If several areas of the body are affected, the reaction may be severe or even life-threatening. This type of allergic reaction is called anaphylaxis and requires immediate medical attention.

Anaphylaxis is a serious allergic reaction. It comes on quickly and can be fatal. This type of reaction is a medical emergency and immediate medical attention is important. For anyone experiencing anaphylaxis, epinephrine should be given right away followed by a call to 911 for further treatment and transfer to a hospital.

Not a food allergy

Food can cause many illnesses that are sometimes confused with food allergies. The following are not food allergies:

  • Food poisoning—Can cause diarrhea or vomiting, but is usually caused by bacteria in spoiled food or undercooked food.
  • Drug effects—Certain ingredients, such as caffeine in soda or candy, can make your child shaky or restless.
  • Skin irritation—Can often be caused by acids found in such foods as orange juice or tomato products.
  • Diarrhea—Can occur in small children from too much sugar, such as from fruit juices.

Some food-related illnesses are called intolerance, or a food sensitivity, rather than an allergy because the immune system is not causing the problem. Lactose intolerance is an example of a food intolerance that is often confused with a food allergy.
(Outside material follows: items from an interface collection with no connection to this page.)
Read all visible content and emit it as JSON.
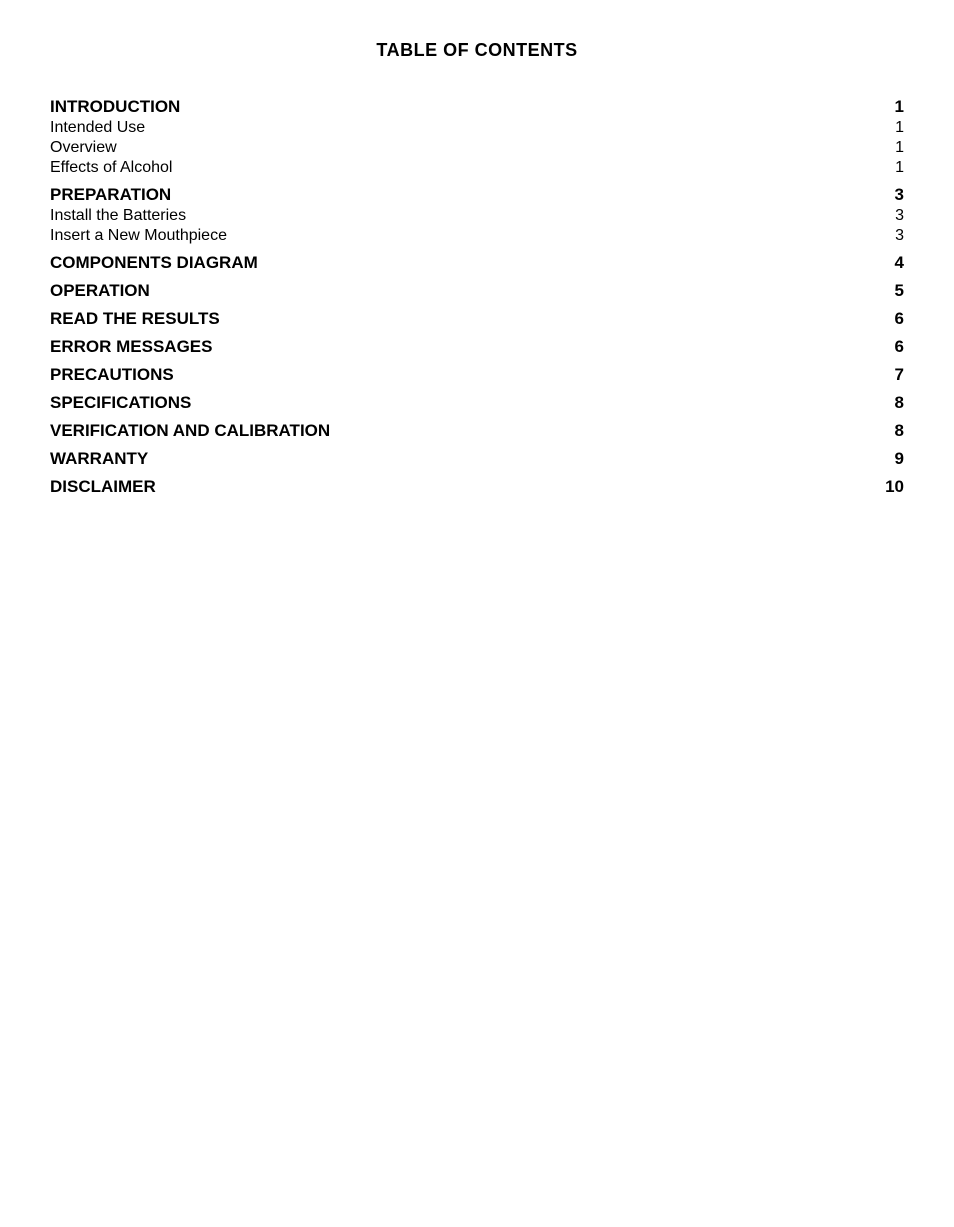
{
  "title": "TABLE OF CONTENTS",
  "sections": [
    {
      "label": "INTRODUCTION",
      "page": "1",
      "bold": true,
      "subsections": [
        {
          "label": "Intended Use",
          "page": "1"
        },
        {
          "label": "Overview",
          "page": "1"
        },
        {
          "label": "Effects of Alcohol",
          "page": "1"
        }
      ]
    },
    {
      "label": "PREPARATION",
      "page": "3",
      "bold": true,
      "subsections": [
        {
          "label": "Install the Batteries",
          "page": "3"
        },
        {
          "label": "Insert a New Mouthpiece",
          "page": "3"
        }
      ]
    },
    {
      "label": "COMPONENTS DIAGRAM",
      "page": "4",
      "bold": true,
      "subsections": []
    },
    {
      "label": "OPERATION",
      "page": "5",
      "bold": true,
      "subsections": []
    },
    {
      "label": "READ THE RESULTS",
      "page": "6",
      "bold": true,
      "subsections": []
    },
    {
      "label": "ERROR MESSAGES",
      "page": "6",
      "bold": true,
      "subsections": []
    },
    {
      "label": "PRECAUTIONS",
      "page": "7",
      "bold": true,
      "subsections": []
    },
    {
      "label": "SPECIFICATIONS",
      "page": "8",
      "bold": true,
      "subsections": []
    },
    {
      "label": "VERIFICATION AND CALIBRATION",
      "page": "8",
      "bold": true,
      "subsections": []
    },
    {
      "label": "WARRANTY",
      "page": "9",
      "bold": true,
      "subsections": []
    },
    {
      "label": "DISCLAIMER",
      "page": "10",
      "bold": true,
      "subsections": []
    }
  ]
}
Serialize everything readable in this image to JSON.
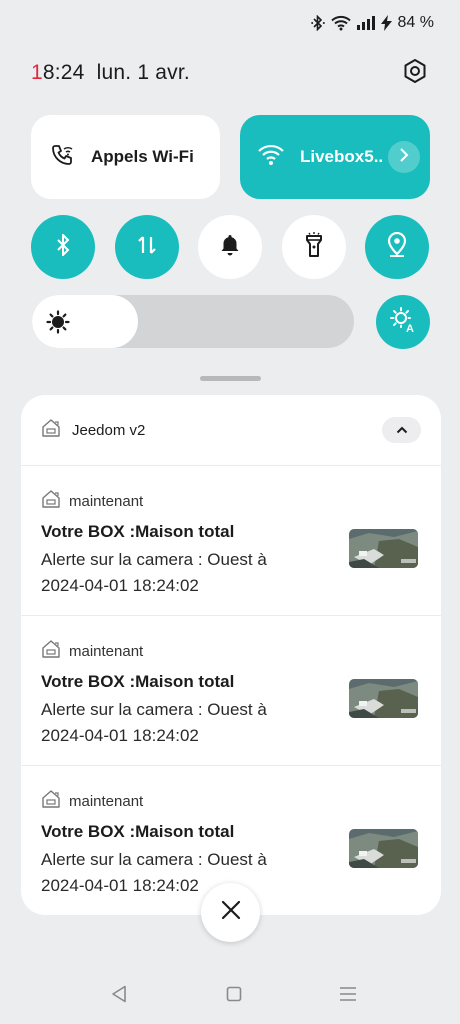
{
  "status_bar": {
    "battery_percent": "84 %",
    "icons": [
      "bluetooth-icon",
      "wifi-icon",
      "signal-icon",
      "charging-icon"
    ]
  },
  "header": {
    "time_first_digit": "1",
    "time_rest": "8:24",
    "date": "lun. 1 avr.",
    "settings_icon": "gear-icon"
  },
  "quick_tiles": {
    "wifi_calling": {
      "label": "Appels Wi-Fi",
      "icon": "wifi-call-icon",
      "active": false
    },
    "wifi": {
      "label": "Livebox5..",
      "icon": "wifi-icon",
      "active": true
    }
  },
  "toggles": [
    {
      "name": "bluetooth",
      "icon": "bluetooth-icon",
      "active": true
    },
    {
      "name": "mobile-data",
      "icon": "data-arrows-icon",
      "active": true
    },
    {
      "name": "sound",
      "icon": "bell-icon",
      "active": false
    },
    {
      "name": "flashlight",
      "icon": "flashlight-icon",
      "active": false
    },
    {
      "name": "location",
      "icon": "location-icon",
      "active": true
    }
  ],
  "brightness": {
    "level": 0.33,
    "icon": "sun-icon",
    "auto_icon": "auto-brightness-icon"
  },
  "notifications": {
    "app_name": "Jeedom v2",
    "items": [
      {
        "time": "maintenant",
        "title": "Votre BOX :Maison total",
        "body": "Alerte sur la camera : Ouest à 2024-04-01 18:24:02"
      },
      {
        "time": "maintenant",
        "title": "Votre BOX :Maison total",
        "body": "Alerte sur la camera : Ouest à 2024-04-01 18:24:02"
      },
      {
        "time": "maintenant",
        "title": "Votre BOX :Maison total",
        "body": "Alerte sur la camera : Ouest à 2024-04-01 18:24:02"
      }
    ]
  },
  "colors": {
    "accent": "#19bdbd",
    "background": "#ecedef",
    "clock_red": "#e0293f"
  },
  "nav": [
    "back-icon",
    "home-icon",
    "recents-icon"
  ]
}
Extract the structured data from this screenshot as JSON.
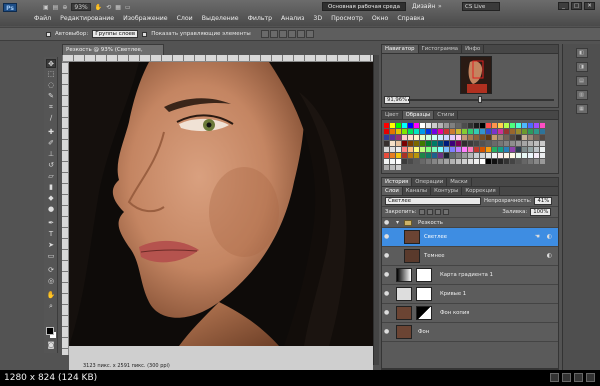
{
  "app": {
    "logo": "Ps",
    "zoom": "93%",
    "workspace": "Основная рабочая среда",
    "design_label": "Дизайн",
    "more_arrow": "»",
    "cs_live": "CS Live",
    "window_controls": [
      "_",
      "□",
      "✕"
    ]
  },
  "menu": {
    "items": [
      "Файл",
      "Редактирование",
      "Изображение",
      "Слои",
      "Выделение",
      "Фильтр",
      "Анализ",
      "3D",
      "Просмотр",
      "Окно",
      "Справка"
    ]
  },
  "options": {
    "auto_select_label": "Автовыбор:",
    "auto_select_value": "Группы слоев",
    "show_controls_label": "Показать управляющие элементы"
  },
  "document": {
    "tab_title": "Резкость @ 93% (Светлее, RGB/8) *",
    "tab_close": "×",
    "status": "3123 пикс. x 2591 пикс. (300 ppi)"
  },
  "navigator": {
    "tabs": [
      "Навигатор",
      "Гистограмма",
      "Инфо"
    ],
    "zoom": "91,96%"
  },
  "swatches": {
    "tabs": [
      "Цвет",
      "Образцы",
      "Стили"
    ],
    "colors": [
      "#ff0000",
      "#ffff00",
      "#00ff00",
      "#00ffff",
      "#0000ff",
      "#ff00ff",
      "#ffffff",
      "#e6e6e6",
      "#cccccc",
      "#b3b3b3",
      "#999999",
      "#808080",
      "#666666",
      "#4d4d4d",
      "#333333",
      "#1a1a1a",
      "#000000",
      "#ff4d4d",
      "#ff944d",
      "#ffd24d",
      "#b5ff4d",
      "#4dff7e",
      "#4dffd2",
      "#4db8ff",
      "#4d6bff",
      "#a04dff",
      "#ff4dc4",
      "#e60000",
      "#e67300",
      "#e6c200",
      "#7fe600",
      "#00e65c",
      "#00e6c2",
      "#0099e6",
      "#0033e6",
      "#7300e6",
      "#e600a0",
      "#cc3333",
      "#cc7a33",
      "#ccb833",
      "#85cc33",
      "#33cc70",
      "#33ccb3",
      "#3394cc",
      "#3347cc",
      "#7a33cc",
      "#cc3399",
      "#993333",
      "#99662e",
      "#998a2e",
      "#6b992e",
      "#2e995c",
      "#2e998a",
      "#2e7399",
      "#2e3d99",
      "#5c2e99",
      "#992e73",
      "#ffcccc",
      "#ffe0cc",
      "#fff5cc",
      "#e6ffcc",
      "#ccffdd",
      "#ccfff5",
      "#cce8ff",
      "#ccd6ff",
      "#e6ccff",
      "#ffccf0",
      "#c79a7a",
      "#a67c52",
      "#8c6239",
      "#754c24",
      "#603813",
      "#c69c6d",
      "#998675",
      "#736357",
      "#534741",
      "#362f2d",
      "#c7b299",
      "#998675",
      "#736357",
      "#534741",
      "#362f2d",
      "#f5e1c8",
      "#e8c39e",
      "#7a0000",
      "#7a3d00",
      "#7a6600",
      "#3f7a00",
      "#007a30",
      "#007a66",
      "#00517a",
      "#001b7a",
      "#3d007a",
      "#7a0052",
      "#2e2e2e",
      "#3a3a3a",
      "#464646",
      "#525252",
      "#5e5e5e",
      "#6a6a6a",
      "#767676",
      "#828282",
      "#8e8e8e",
      "#9a9a9a",
      "#a6a6a6",
      "#b2b2b2",
      "#bebebe",
      "#cacaca",
      "#d6d6d6",
      "#e2e2e2",
      "#eeeeee",
      "#ff7f7f",
      "#ffbf7f",
      "#ffff7f",
      "#bfff7f",
      "#7fff7f",
      "#7fffbf",
      "#7fffff",
      "#7fbfff",
      "#7f7fff",
      "#bf7fff",
      "#ff7fff",
      "#ff7fbf",
      "#c0392b",
      "#d35400",
      "#f39c12",
      "#27ae60",
      "#16a085",
      "#2980b9",
      "#8e44ad",
      "#2c3e50",
      "#7f8c8d",
      "#95a5a6",
      "#bdc3c7",
      "#ecf0f1",
      "#e74c3c",
      "#e67e22",
      "#f1c40f",
      "#a93226",
      "#b9770e",
      "#b7950b",
      "#1e8449",
      "#117864",
      "#1f618d",
      "#6c3483",
      "#1b2631",
      "#616a6b",
      "#7b7d7d",
      "#979a9a",
      "#b3b6b7",
      "#cacfd2",
      "#d0d3d4",
      "#e5e8e8",
      "#f2f3f4",
      "#fdedec",
      "#fef5e7",
      "#fef9e7",
      "#eafaf1",
      "#e8f8f5",
      "#ebf5fb",
      "#f4ecf7",
      "#eaecee",
      "#f2f4f4",
      "#f4f6f6",
      "#ffffff",
      "#3b3b3b",
      "#4a4a4a",
      "#595959",
      "#686868",
      "#777777",
      "#868686",
      "#959595",
      "#a4a4a4",
      "#b3b3b3",
      "#c2c2c2",
      "#d1d1d1",
      "#e0e0e0",
      "#efefef",
      "#ffffff",
      "#000000",
      "#111111",
      "#222222",
      "#333333",
      "#444444",
      "#555555",
      "#666666",
      "#777777",
      "#888888",
      "#999999",
      "#aaaaaa",
      "#bbbbbb",
      "#cccccc"
    ]
  },
  "layers_panel": {
    "tabs": [
      "История",
      "Операции",
      "Маски"
    ],
    "subtabs": [
      "Слои",
      "Каналы",
      "Контуры",
      "Коррекция"
    ],
    "blend_mode": "Светлее",
    "opacity_label": "Непрозрачность:",
    "opacity_value": "41%",
    "lock_label": "Закрепить:",
    "fill_label": "Заливка:",
    "fill_value": "100%",
    "group_name": "Резкость",
    "layers": [
      {
        "name": "Светлее",
        "selected": true
      },
      {
        "name": "Темнее",
        "selected": false
      },
      {
        "name": "Карта градиента 1",
        "selected": false
      },
      {
        "name": "Кривые 1",
        "selected": false
      },
      {
        "name": "Фон копия",
        "selected": false
      },
      {
        "name": "Фон",
        "selected": false
      }
    ]
  },
  "caption": {
    "text": "1280 x 824 (124 KB)"
  }
}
Lactose intolerance is when a person has trouble digesting milk sugar, called lactose, leading to stomachaches, bloating, and loose stools.

Sometimes reactions to the chemicals added to foods, such as dyes or preservatives, are mistaken for a food allergy. However, while some people may be sensitive to certain food additives, it is rare to be allergic to them.

Foods that can cause food allergies

Any food could cause a food allergy, but most food allergies are caused by the following:

  • Cow milk
  • Eggs
  • Peanuts
  • Soy
  • Wheat
  • Nuts from trees (such as walnuts, pistachios, pecans, cashews)
  • Fish (such as tuna, salmon, cod)
  • Shellfish (such as shrimp, lobster)
  • Peanuts, nuts, and seafood are the most common causes of severe reactions. Allergies also occur to other foods such as meats, fruits, vegetables, grains, and seeds such as sesame.

The good news is that food allergies are often outgrown during early childhood. It is estimated that 80% to 90% of egg, milk, wheat, and soy allergies go away by age 5 years. Some allergies are more persistent. For example, 1 in 5 young children will outgrow a peanut allergy and fewer will outgrow allergies to nuts or seafood. Your pediatrician or allergist can perform tests to track your child’s food allergies and watch to see if they are going away.

 

 

Published online: 4/07
Source: Food Allergies and Your Child (Copyright © 2006 American Academy of Pediatrics)